On 04/25/2014 11:46 AM, David Fetter wrote: > On Fri, Apr 25, 2014 at 10:58:29AM -0700, Josh Berkus wrote: >> You may say "oh, that's not the job of the identifer", but if it's not, >> WTF is the identifer for, then? > > Frequently, it's to provide some kind of opacity in the sense of not > have an obvious predecessor or successor.

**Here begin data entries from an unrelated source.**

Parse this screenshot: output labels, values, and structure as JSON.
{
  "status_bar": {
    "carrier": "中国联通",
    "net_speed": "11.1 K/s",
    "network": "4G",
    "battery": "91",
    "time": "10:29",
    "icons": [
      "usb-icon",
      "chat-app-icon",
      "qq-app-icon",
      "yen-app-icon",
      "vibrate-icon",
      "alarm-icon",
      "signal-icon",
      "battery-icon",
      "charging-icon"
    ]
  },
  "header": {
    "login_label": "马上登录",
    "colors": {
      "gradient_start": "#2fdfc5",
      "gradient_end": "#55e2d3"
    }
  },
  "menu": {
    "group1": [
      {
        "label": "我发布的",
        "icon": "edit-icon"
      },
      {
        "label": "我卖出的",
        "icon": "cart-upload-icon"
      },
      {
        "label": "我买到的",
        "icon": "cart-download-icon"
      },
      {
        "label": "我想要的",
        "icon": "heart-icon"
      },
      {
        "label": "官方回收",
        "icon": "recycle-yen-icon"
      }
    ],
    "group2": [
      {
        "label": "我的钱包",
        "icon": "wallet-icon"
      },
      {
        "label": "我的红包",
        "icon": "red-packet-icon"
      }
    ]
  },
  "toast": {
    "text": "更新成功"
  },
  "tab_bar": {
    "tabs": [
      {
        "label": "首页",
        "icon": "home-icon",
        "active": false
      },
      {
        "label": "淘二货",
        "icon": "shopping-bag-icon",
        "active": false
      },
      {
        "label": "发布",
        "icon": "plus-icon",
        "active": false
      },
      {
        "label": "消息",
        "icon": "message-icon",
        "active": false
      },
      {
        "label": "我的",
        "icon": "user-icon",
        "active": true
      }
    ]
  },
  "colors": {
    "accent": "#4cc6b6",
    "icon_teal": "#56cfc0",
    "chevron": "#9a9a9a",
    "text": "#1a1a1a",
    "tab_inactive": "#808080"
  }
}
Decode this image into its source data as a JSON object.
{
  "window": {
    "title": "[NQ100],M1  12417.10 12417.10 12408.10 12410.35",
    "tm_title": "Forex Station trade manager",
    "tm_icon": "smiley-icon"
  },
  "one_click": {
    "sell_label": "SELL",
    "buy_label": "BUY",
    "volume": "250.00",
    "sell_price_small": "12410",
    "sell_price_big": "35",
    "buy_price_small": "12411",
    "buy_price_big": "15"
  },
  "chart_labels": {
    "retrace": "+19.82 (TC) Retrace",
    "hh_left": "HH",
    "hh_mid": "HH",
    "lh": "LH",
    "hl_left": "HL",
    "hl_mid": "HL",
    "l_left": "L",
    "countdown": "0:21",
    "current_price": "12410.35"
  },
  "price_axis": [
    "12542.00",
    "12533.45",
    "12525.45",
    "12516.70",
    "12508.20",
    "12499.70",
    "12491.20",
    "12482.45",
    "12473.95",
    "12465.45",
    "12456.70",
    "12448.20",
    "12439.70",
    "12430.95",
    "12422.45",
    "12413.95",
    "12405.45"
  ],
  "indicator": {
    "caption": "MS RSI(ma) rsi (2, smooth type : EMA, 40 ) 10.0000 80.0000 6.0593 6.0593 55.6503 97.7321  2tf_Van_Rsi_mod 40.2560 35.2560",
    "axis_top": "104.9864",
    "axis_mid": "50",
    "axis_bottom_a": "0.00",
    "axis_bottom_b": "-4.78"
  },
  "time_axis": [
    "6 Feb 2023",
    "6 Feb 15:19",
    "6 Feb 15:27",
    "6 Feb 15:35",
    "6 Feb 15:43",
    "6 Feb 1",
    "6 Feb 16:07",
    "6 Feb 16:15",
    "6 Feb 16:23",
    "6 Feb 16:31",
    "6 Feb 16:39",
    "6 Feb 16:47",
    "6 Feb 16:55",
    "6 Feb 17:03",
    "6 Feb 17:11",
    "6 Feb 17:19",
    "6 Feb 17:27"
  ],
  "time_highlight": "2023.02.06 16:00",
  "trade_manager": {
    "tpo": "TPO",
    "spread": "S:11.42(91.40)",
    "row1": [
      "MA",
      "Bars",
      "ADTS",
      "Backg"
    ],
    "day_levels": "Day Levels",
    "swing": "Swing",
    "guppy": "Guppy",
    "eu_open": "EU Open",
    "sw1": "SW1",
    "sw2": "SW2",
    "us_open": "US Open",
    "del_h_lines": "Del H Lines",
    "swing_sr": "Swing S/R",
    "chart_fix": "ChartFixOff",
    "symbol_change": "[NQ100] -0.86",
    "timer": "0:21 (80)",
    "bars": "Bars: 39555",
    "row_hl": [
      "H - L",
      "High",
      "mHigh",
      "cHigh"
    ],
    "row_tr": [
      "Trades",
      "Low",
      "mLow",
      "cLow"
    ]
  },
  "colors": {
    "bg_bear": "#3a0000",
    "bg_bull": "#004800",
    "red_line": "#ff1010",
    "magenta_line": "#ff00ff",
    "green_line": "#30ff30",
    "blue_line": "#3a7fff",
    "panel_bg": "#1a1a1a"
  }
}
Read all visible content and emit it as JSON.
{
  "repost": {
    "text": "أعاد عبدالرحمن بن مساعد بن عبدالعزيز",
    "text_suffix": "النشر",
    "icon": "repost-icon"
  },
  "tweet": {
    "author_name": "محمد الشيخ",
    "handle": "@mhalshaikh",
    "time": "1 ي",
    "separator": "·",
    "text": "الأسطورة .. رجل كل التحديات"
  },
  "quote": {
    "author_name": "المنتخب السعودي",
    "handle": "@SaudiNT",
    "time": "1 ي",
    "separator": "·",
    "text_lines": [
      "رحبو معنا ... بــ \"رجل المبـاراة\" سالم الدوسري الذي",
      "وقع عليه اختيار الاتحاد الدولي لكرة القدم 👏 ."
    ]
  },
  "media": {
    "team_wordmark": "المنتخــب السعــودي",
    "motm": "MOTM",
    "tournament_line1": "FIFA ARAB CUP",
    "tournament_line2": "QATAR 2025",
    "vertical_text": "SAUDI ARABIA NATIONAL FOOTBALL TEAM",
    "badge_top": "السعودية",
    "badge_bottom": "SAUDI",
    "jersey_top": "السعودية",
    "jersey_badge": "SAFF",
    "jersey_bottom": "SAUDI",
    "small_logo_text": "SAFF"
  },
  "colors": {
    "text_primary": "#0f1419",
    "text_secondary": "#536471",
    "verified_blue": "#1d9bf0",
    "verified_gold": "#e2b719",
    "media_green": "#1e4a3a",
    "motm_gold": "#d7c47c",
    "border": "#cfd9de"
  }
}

A far better solution to that is to not share the unadorned ID with the user. Basically, there's two different reasons to offer UUIDs in PostgreSQL: 1) because they actually serve a useful purpose in providing a globally "unique" identifier; 2) because they work well with existing platforms and frameworks. Given the state of the art, the above two goals are separate and exclusive, apologists for poorly conceived UUID algorithms nonwithstanding. So either we provide a UUID type which actually helps identify unique entities between database servers, OR we supply a UUID which "just works" with popular web frameworks, or we supply both *as two or more different types*. But claiming that types chosen because they're popular are also technically sound is misleading at best. Further, based on our experience with OSSP, if we're going to make a UUId type in core because it's currently popular, we'd better be pretty sure that it's still going to be popular in 5 or 10 years from now. Otherwise we're better off keeping it an extension. I personally am interested in a UUID type which would support doing multi-master replication of JSON databases built on PostgreSQL, and will probably write one if nobody else does first, and I don't see existing, naive randomization-based UUIDS as ever filling that role adequately. Although, as I said, Andres' work in this area may have already taken care of this. -- Josh Berkus PostgreSQL Experts Inc. http://pgexperts.com -- Sent via pgsql-hackers mailing list (firstname.lastname@example.org) To make changes to your subscription: http://www.postgresql.org/mailpref/pgsql-hackers